### WHAT THIS TASK INVOLVES:
Exactly as they stand, give the records below again, with no images.

[INPUT DATA]

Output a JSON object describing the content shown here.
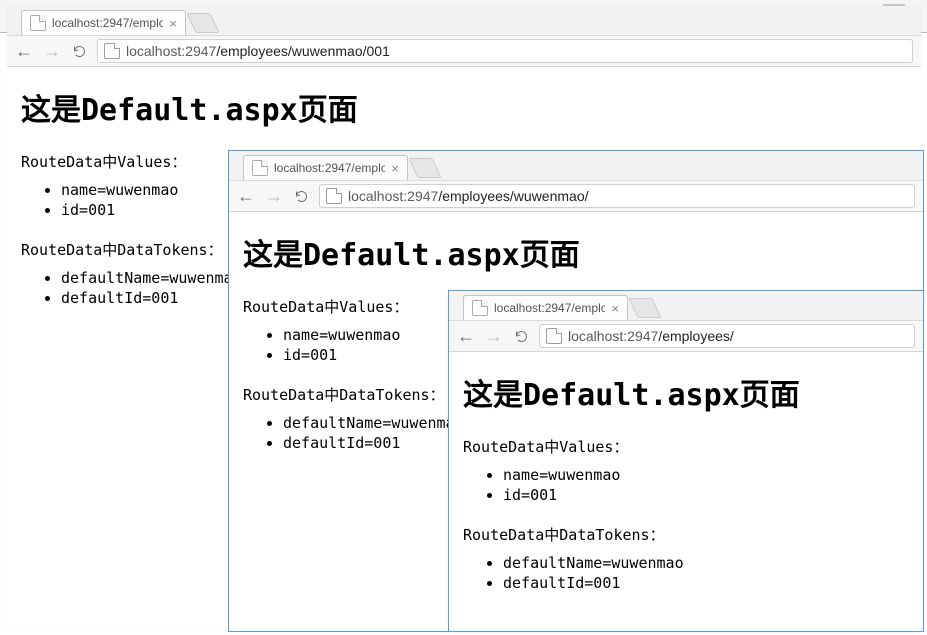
{
  "global": {
    "tab_title": "localhost:2947/employe",
    "tab_close": "×"
  },
  "windows": [
    {
      "id": "win1",
      "url_host": "localhost",
      "url_port": ":2947",
      "url_path": "/employees/wuwenmao/001"
    },
    {
      "id": "win2",
      "url_host": "localhost",
      "url_port": ":2947",
      "url_path": "/employees/wuwenmao/"
    },
    {
      "id": "win3",
      "url_host": "localhost",
      "url_port": ":2947",
      "url_path": "/employees/"
    }
  ],
  "page": {
    "heading": "这是Default.aspx页面",
    "section_values": "RouteData中Values：",
    "values_items": [
      "name=wuwenmao",
      "id=001"
    ],
    "section_tokens": "RouteData中DataTokens：",
    "tokens_items": [
      "defaultName=wuwenmao",
      "defaultId=001"
    ]
  }
}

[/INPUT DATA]

### REPLY TO THE TASK:
Output a JSON object describing the content shown here.
{
  "global": {
    "tab_title": "localhost:2947/employe",
    "tab_close": "×"
  },
  "windows": [
    {
      "id": "win1",
      "url_host": "localhost",
      "url_port": ":2947",
      "url_path": "/employees/wuwenmao/001"
    },
    {
      "id": "win2",
      "url_host": "localhost",
      "url_port": ":2947",
      "url_path": "/employees/wuwenmao/"
    },
    {
      "id": "win3",
      "url_host": "localhost",
      "url_port": ":2947",
      "url_path": "/employees/"
    }
  ],
  "page": {
    "heading": "这是Default.aspx页面",
    "section_values": "RouteData中Values：",
    "values_items": [
      "name=wuwenmao",
      "id=001"
    ],
    "section_tokens": "RouteData中DataTokens：",
    "tokens_items": [
      "defaultName=wuwenmao",
      "defaultId=001"
    ]
  }
}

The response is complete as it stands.